religious questions, because they do not agree with their own scientific hypotheses. These results are much to be deplored. In the real progress of science all of us are of course interested. It has done so much for us physically and socially, that before we indulge in denunciation of science, truly so called, we should remember how many of our daily comforts and enjoyments are the direct gift of science. In the progress of religion also we are all interested. The blessings it has conferred on the human race, in spite of the many perversions to which it is subject, are incalculable; and surely no man of sense Iwould wish to see its influence and authority destroyed. Let us hope that this bitter feeling of opposition may subside.
This desirable result will be helped a little by remembering that the Bible is not primarily a scientific book. It does not profess to be a manual of geology, botany, astronomy or physiology. Inci

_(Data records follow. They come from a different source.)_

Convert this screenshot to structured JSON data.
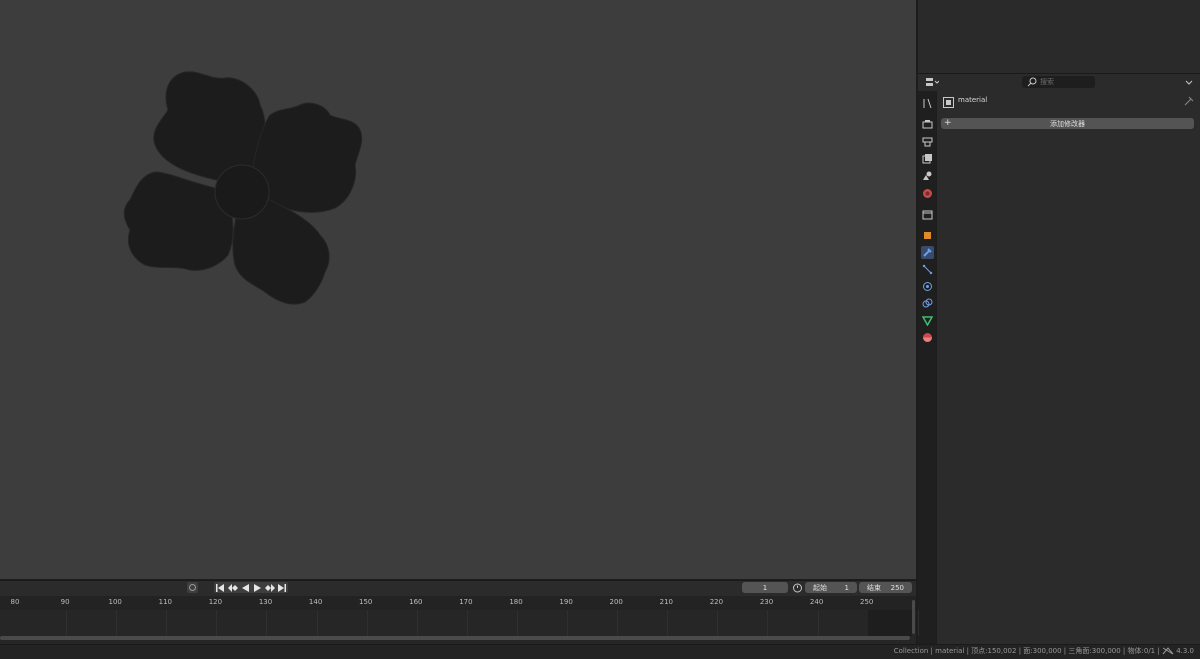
{
  "viewport": {
    "object_color": "#1c1c1c",
    "background": "#3d3d3d"
  },
  "properties": {
    "search_placeholder": "搜索",
    "object_name": "material",
    "add_modifier_label": "添加修改器",
    "add_modifier_plus": "+",
    "tabs": [
      "tool-tab",
      "render-tab",
      "output-tab",
      "view-layer-tab",
      "scene-tab",
      "world-tab",
      "collection-tab",
      "object-tab",
      "modifiers-tab",
      "particles-tab",
      "physics-tab",
      "constraints-tab",
      "data-tab",
      "material-tab"
    ],
    "active_tab": "modifiers-tab"
  },
  "timeline": {
    "current_frame": "1",
    "start_label": "起始",
    "start_value": "1",
    "end_label": "结束",
    "end_value": "250",
    "ticks": [
      "80",
      "90",
      "100",
      "110",
      "120",
      "130",
      "140",
      "150",
      "160",
      "170",
      "180",
      "190",
      "200",
      "210",
      "220",
      "230",
      "240",
      "250"
    ]
  },
  "status": {
    "text": "Collection | material | 顶点:150,002 | 面:300,000 | 三角面:300,000 | 物体:0/1 |",
    "version": "4.3.0"
  }
}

dentally it alludes to all these subjects, but only incidentally. Considering the earnest manner in which men are investigating Nature and endeavouring to learn her secrets, it is not at all remarkable that their labours should sometimes lead to discoveries which seem for a time to look in the direction of conclusions hard to reconcile with the words of Scripture; but
*Primitive Wesleyan-Methodist Magazine, 1852, pp. 317-19; and Irish Evangelist, 1861, p. 138.
† Bible Hygiene; or, Health Hints. By a Physician. London: Hodder and Stoughton. 1879.